QUESTIONS: LEAD CONTAMINATED WATER AND
Please note that nothing in this
website, including in the text below, is intended to serve as legal
advice or counsel. For information on your rights as a tenant
please contact the D.C. Legal Aid Society at (202)628-1161.
Unanswered Questions regarding lead contaminated water and apartment
What about apartment buildings? Should tenants trust landlord reassurances
about the water?
Is WASA refusing to provide test results and kits to individual
tenants of multi-unit dwellings?
EVIDENCE FROM YOUR LANDLORD
Your landlord may assert that lead levels in the water of your
apartment building. You may want to know how to view this.
To avoid unnecessarily alarming
citizens during this water safety crisis, we point out the
following: if your landlord has verifiable evidence such as
lead test results rendered by a reputable lab and carried out
according to appropriate protocol, possibly the landlord's
reassurances about the safety or your water can be trusted.
If the landlord's reassurances are based upon WASA and Department of
Health theories that only old homes are affected, I am not so sure.
Lead levels in old homes appear to be worse, and are the focus of
the crisis because old homes have the biggest, most obvious sources
of lead -- the public water mains servicing most of them are made of
LEAD IN SOME PLACES, LEAD EVERYWHERE?
However, if something is causing the lead in public lead service
pipes to leach, the same thing could be causing lead to leach from
the lead plumbing throughout our homes or apartments and within our
private property lines. The same thing could be causing lead to
leach from copper pipes with lead solder or lead fixtures in any
home or apartment building, not just the old homes. So,
theoretically, I believe that it is possible (just as it was in 8
DC public schools) for the apartment buildings to have high lead
levels in their water. The DCPS example shows that this problem is
not just confined to old homes.
TAKING PRECAUTIONS IN THE INFORMATION VACUUM
In addition, where there is no credible evidence backing landlord
claims that water is safe, public health precautions should be taken
on behalf of those in your building --- especially for pregnant
women and children under 6 years old. The landlord probably is
using poor judgment to go around making claims without some test
results from the city or WASA-issued reassurances. It would
probably allay you and your neighbors' fears, if your landlord were
to test the water or produce highly credible support for any
assertions about the safety of the water.
We just don't know the extent of this problem --- whether it affects
just old homes or apartment buildings -- and so I believe that
public health precautions for us all should be taken until there is
a set of rigorous criteria (including tests) set for determining the
It is the city and WASA's job to answer your question, and the
answer should be based first and foremost upon what is best for your
I don't know if you can trust your landlord.

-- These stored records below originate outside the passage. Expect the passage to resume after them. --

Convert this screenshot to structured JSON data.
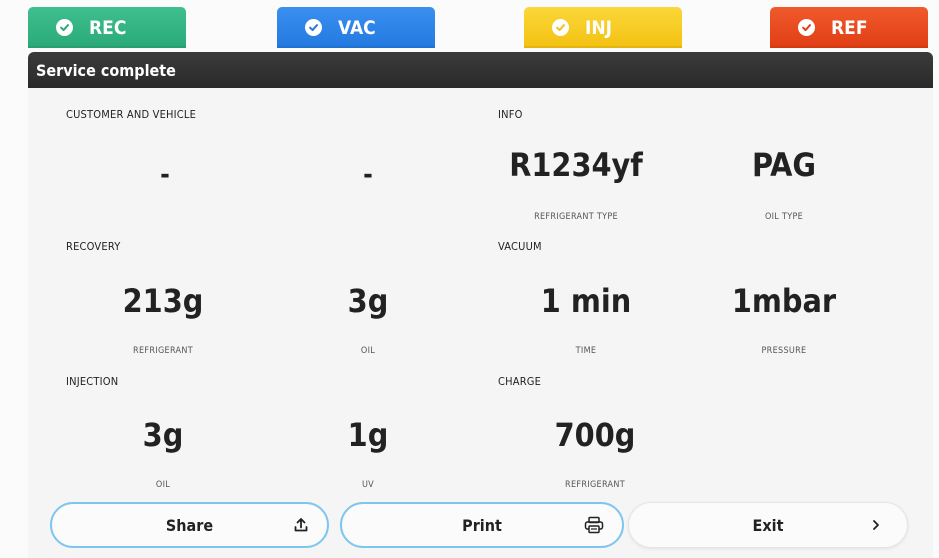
{
  "tabs": [
    {
      "label": "REC",
      "color": "#2aa879",
      "icon": "check-circle-icon"
    },
    {
      "label": "VAC",
      "color": "#2479e0",
      "icon": "check-circle-icon"
    },
    {
      "label": "INJ",
      "color": "#f3c111",
      "icon": "check-circle-icon"
    },
    {
      "label": "REF",
      "color": "#e03e14",
      "icon": "check-circle-icon"
    }
  ],
  "header": {
    "title": "Service complete"
  },
  "sections": {
    "customer": {
      "label": "CUSTOMER AND VEHICLE",
      "values": [
        "-",
        "-"
      ]
    },
    "info": {
      "label": "INFO",
      "refrigerant_type": {
        "value": "R1234yf",
        "caption": "REFRIGERANT TYPE"
      },
      "oil_type": {
        "value": "PAG",
        "caption": "OIL TYPE"
      }
    },
    "recovery": {
      "label": "RECOVERY",
      "refrigerant": {
        "value": "213g",
        "caption": "REFRIGERANT"
      },
      "oil": {
        "value": "3g",
        "caption": "OIL"
      }
    },
    "vacuum": {
      "label": "VACUUM",
      "time": {
        "value": "1 min",
        "caption": "TIME"
      },
      "pressure": {
        "value": "1mbar",
        "caption": "PRESSURE"
      }
    },
    "injection": {
      "label": "INJECTION",
      "oil": {
        "value": "3g",
        "caption": "OIL"
      },
      "uv": {
        "value": "1g",
        "caption": "UV"
      }
    },
    "charge": {
      "label": "CHARGE",
      "refrigerant": {
        "value": "700g",
        "caption": "REFRIGERANT"
      }
    }
  },
  "buttons": {
    "share": {
      "label": "Share",
      "icon": "upload-icon"
    },
    "print": {
      "label": "Print",
      "icon": "printer-icon"
    },
    "exit": {
      "label": "Exit",
      "icon": "chevron-right-icon"
    }
  }
}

I will certainly
address this issue on the website and will and incorporate this
issue into advocacy efforts. Your questions raise most aptly the
issue of the need for public education -- an area where, just as
with the public health aspect of this-- the city has fallen down
abysmally on the job.
WASA AND LEAD TESTS TO TENANTS
Have you requested a lead kit from WASA? Has WASA refused to give
it to you? It appears that WASA will not give out tests or test
result to individual tenants.
share your answer to this question. If you haven't
already contacted WASA for a water testing kit -- please do try. It
would be interesting to know if they will only give lead test kits
to landlords or will make them available to renters as well?
It sounds as if WASA needs to do direct outreach to apartment
dwellers since you are dependent upon your landlord for information
about the state of the water at this point. WASA needs to help you
determine if you are at risk.
INDEPENDENT LEAD TEST FOR YOUR APARTMENT
Have you performed a lead test using a do it yourself kit, that you
can get at some hardware stores? The best kinds appear to be the
ones that you send away to a laboratory for a fee around $20.
So, in summary, the answers are these: I don't know if you can
trust the landlord. Find out what his proof is that the water is
ok. He very well could be trying to protect the interests of the
owner and/or manager of the property. It is certainly advisable for
you to protect yourself by trying to get some independent answers
about the lead content of your apartment's water through requesting
from WASA a water testing kit or through independents water sampling
that you perform and send away to a reputable laboratory or that an
independent company you hire performs and sends away.
PLEASE KEEP ME POSTED TO HELP OTHERS
I look forward to your response. You identify an important and
little discussed aspect of this issue. Please keep me posted
because I plan to highlight this issue on the website. Also, do you
know others with information or questions about lead in water in
your apartment building or in other apartment buildings. They may